=== SUPPLIED DATA ===
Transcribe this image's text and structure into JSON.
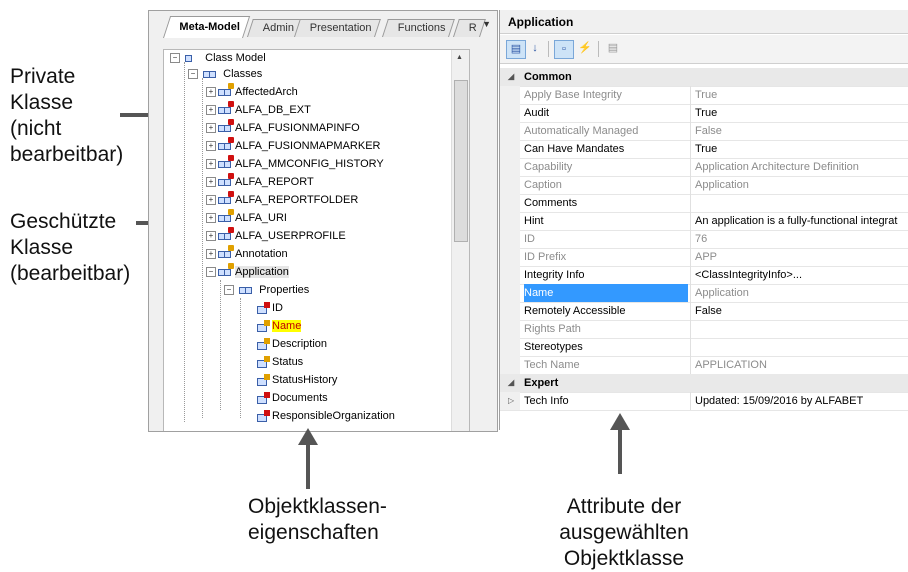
{
  "annotations": {
    "private_class": [
      "Private",
      "Klasse",
      "(nicht",
      "bearbeitbar)"
    ],
    "protected_class": [
      "Geschützte",
      "Klasse",
      "(bearbeitbar)"
    ],
    "object_properties": [
      "Objektklassen-",
      "eigenschaften"
    ],
    "selected_attributes": [
      "Attribute der",
      "ausgewählten",
      "Objektklasse"
    ]
  },
  "tabs": [
    "Meta-Model",
    "Admin",
    "Presentation",
    "Functions",
    "R"
  ],
  "active_tab": "Meta-Model",
  "tree": {
    "root": "Class Model",
    "classes_label": "Classes",
    "classes": [
      {
        "name": "AffectedArch",
        "lock": "yellow"
      },
      {
        "name": "ALFA_DB_EXT",
        "lock": "red"
      },
      {
        "name": "ALFA_FUSIONMAPINFO",
        "lock": "red"
      },
      {
        "name": "ALFA_FUSIONMAPMARKER",
        "lock": "red"
      },
      {
        "name": "ALFA_MMCONFIG_HISTORY",
        "lock": "red"
      },
      {
        "name": "ALFA_REPORT",
        "lock": "red"
      },
      {
        "name": "ALFA_REPORTFOLDER",
        "lock": "red"
      },
      {
        "name": "ALFA_URI",
        "lock": "yellow"
      },
      {
        "name": "ALFA_USERPROFILE",
        "lock": "red"
      },
      {
        "name": "Annotation",
        "lock": "yellow"
      },
      {
        "name": "Application",
        "lock": "yellow"
      }
    ],
    "properties_label": "Properties",
    "properties": [
      {
        "name": "ID",
        "lock": "red"
      },
      {
        "name": "Name",
        "lock": "yellow"
      },
      {
        "name": "Description",
        "lock": "yellow"
      },
      {
        "name": "Status",
        "lock": "yellow"
      },
      {
        "name": "StatusHistory",
        "lock": "yellow"
      },
      {
        "name": "Documents",
        "lock": "red"
      },
      {
        "name": "ResponsibleOrganization",
        "lock": "red"
      }
    ]
  },
  "properties_panel": {
    "title": "Application",
    "categories": [
      {
        "label": "Common",
        "rows": [
          {
            "name": "Apply Base Integrity",
            "value": "True",
            "readonly": true
          },
          {
            "name": "Audit",
            "value": "True",
            "readonly": false
          },
          {
            "name": "Automatically Managed",
            "value": "False",
            "readonly": true
          },
          {
            "name": "Can Have Mandates",
            "value": "True",
            "readonly": false
          },
          {
            "name": "Capability",
            "value": "Application Architecture Definition",
            "readonly": true
          },
          {
            "name": "Caption",
            "value": "Application",
            "readonly": true
          },
          {
            "name": "Comments",
            "value": "",
            "readonly": false
          },
          {
            "name": "Hint",
            "value": "An application is a fully-functional integrat",
            "readonly": false
          },
          {
            "name": "ID",
            "value": "76",
            "readonly": true
          },
          {
            "name": "ID Prefix",
            "value": "APP",
            "readonly": true
          },
          {
            "name": "Integrity Info",
            "value": "<ClassIntegrityInfo>...",
            "readonly": false
          },
          {
            "name": "Name",
            "value": "Application",
            "readonly": true,
            "selected": true
          },
          {
            "name": "Remotely Accessible",
            "value": "False",
            "readonly": false
          },
          {
            "name": "Rights Path",
            "value": "",
            "readonly": true
          },
          {
            "name": "Stereotypes",
            "value": "",
            "readonly": false
          },
          {
            "name": "Tech Name",
            "value": "APPLICATION",
            "readonly": true
          }
        ]
      },
      {
        "label": "Expert",
        "rows": [
          {
            "name": "Tech Info",
            "value": "Updated: 15/09/2016 by ALFABET",
            "readonly": false,
            "expandable": true
          }
        ]
      }
    ]
  }
}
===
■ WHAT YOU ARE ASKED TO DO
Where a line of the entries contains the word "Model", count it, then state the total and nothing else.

■ SOLUTION TO THIS PROBLEM
3